I posted about this last year and have several other activities including my favorite Irish song, "Rattlin' Bog".

Click here for my previous post on Irish music and songs!
Enjoy!

Wednesday, February 22, 2017

Adaptive Recorders with 3D printers!


Adaptive Recorders!  Have you, like me, ever had a student had great difficulty with playing recorder due to physical limitations such as missing digits or small hands?  I wish this product had been available for them but luckily, it will be for us now!

I met Valerie at the  AOSA (American Orff Schulwerk Association) National Conference in New Jersey a few months ago.   Several years ago a friend of hers added keys to adapt a soprano recorder for her to play. 
 She was so inspired by how this helped her to play the full range of the instrument that she and design engineers at Makers4Good began to tinker with innovative key designs. 
 Now here’s the fun part- they will be cost-effective and help students with missing or partial fingers,
inadequate finger strength, or small hands.  They are testing prototypes with 3D printers and hope to make their project files available to the public. 
How cool!!! I love technology, and I love that there is a company ready to adapt and customize parts for ALL students to be able to play recorders!  Thank you, Makers4Good!  Their site is www.makers4good.org and can also be seen on www.anotherwaytoplay.org.

Friday, February 10, 2017

Will You Be My Valentine?

These are a couple of favorite "Valentine" activities to use in the music classroom. 

1.  Tweet Hearts

This is a lesson from Thom Borden. 
Click here for the lesson.  He uses laminated hearts but I found these lovely foam hearts at Dollar Tree a couple years ago. Here is the book information, from amazon.com.
 
 

2.  A Tisket a Tasket

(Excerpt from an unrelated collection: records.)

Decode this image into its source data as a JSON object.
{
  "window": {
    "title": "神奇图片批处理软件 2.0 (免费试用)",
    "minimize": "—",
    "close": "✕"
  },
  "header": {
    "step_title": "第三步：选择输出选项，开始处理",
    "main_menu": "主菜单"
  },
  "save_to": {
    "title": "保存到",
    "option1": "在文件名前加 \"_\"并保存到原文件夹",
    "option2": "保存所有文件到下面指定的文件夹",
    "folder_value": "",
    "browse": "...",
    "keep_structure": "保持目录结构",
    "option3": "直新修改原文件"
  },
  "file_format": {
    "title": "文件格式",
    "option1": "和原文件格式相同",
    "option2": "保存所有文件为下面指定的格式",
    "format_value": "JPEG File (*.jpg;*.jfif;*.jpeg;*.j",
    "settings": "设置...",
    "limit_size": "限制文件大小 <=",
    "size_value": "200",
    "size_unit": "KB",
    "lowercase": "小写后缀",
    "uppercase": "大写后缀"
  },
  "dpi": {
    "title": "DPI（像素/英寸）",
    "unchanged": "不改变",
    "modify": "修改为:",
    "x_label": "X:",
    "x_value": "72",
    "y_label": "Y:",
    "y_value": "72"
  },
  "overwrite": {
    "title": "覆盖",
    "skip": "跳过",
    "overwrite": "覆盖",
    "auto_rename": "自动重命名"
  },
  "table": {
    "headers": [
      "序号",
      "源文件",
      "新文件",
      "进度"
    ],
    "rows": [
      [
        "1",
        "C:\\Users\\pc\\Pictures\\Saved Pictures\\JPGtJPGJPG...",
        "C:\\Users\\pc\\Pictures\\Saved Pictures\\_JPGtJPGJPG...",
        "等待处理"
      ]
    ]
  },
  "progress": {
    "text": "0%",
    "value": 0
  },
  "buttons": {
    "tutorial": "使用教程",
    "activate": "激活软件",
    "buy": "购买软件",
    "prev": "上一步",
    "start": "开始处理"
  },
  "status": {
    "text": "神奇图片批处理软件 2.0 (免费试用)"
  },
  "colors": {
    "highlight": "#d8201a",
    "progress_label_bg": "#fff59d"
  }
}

My third graders have a big jazz unit that coordinates with their study on Southern States; our high school jazz band comes to talk about the evolution of jazz and we enjoy several activities in the music classroom singing African-American songs like "Head and Shoulders, Baby 1, 2, 3" and learning to scat!  They love it, and we learn about Ella, Duke, and Satchmo.  I love playing the song, "A Tisket a Tasket" with Ella Fitzgerald singing and showing the book of the same title.
Available here from Amazon. 
Once we read/sing the book, we play the game:
Slight lyric change:  A tisket, a tasket, a green and yellow basket. I wrote a letter to my FRIEND...
Players sit in a circle on floor. Inside circle place a number of instruments; Orff instruments set up in pentatonic, or unpitched percussion, etc. One player walks around outside of circle holding letters (envelopes with a four beat rhythm inside although you could have a solfege pattern written on each one or any concept you are currently working on that students need to demonstrate). At end of song the player drops one letter behind another player in the circle and is chased by the player who has the letter back to their place in circle.  Player opens letter and plays the rhythm pattern on one ofthe instruments inside circle. Play continues, letters all in instrument players hands as they walk around the circle to drop a letter to a new friend..

3.  Other posts:

Click here to see previous posts on Valentines ideas: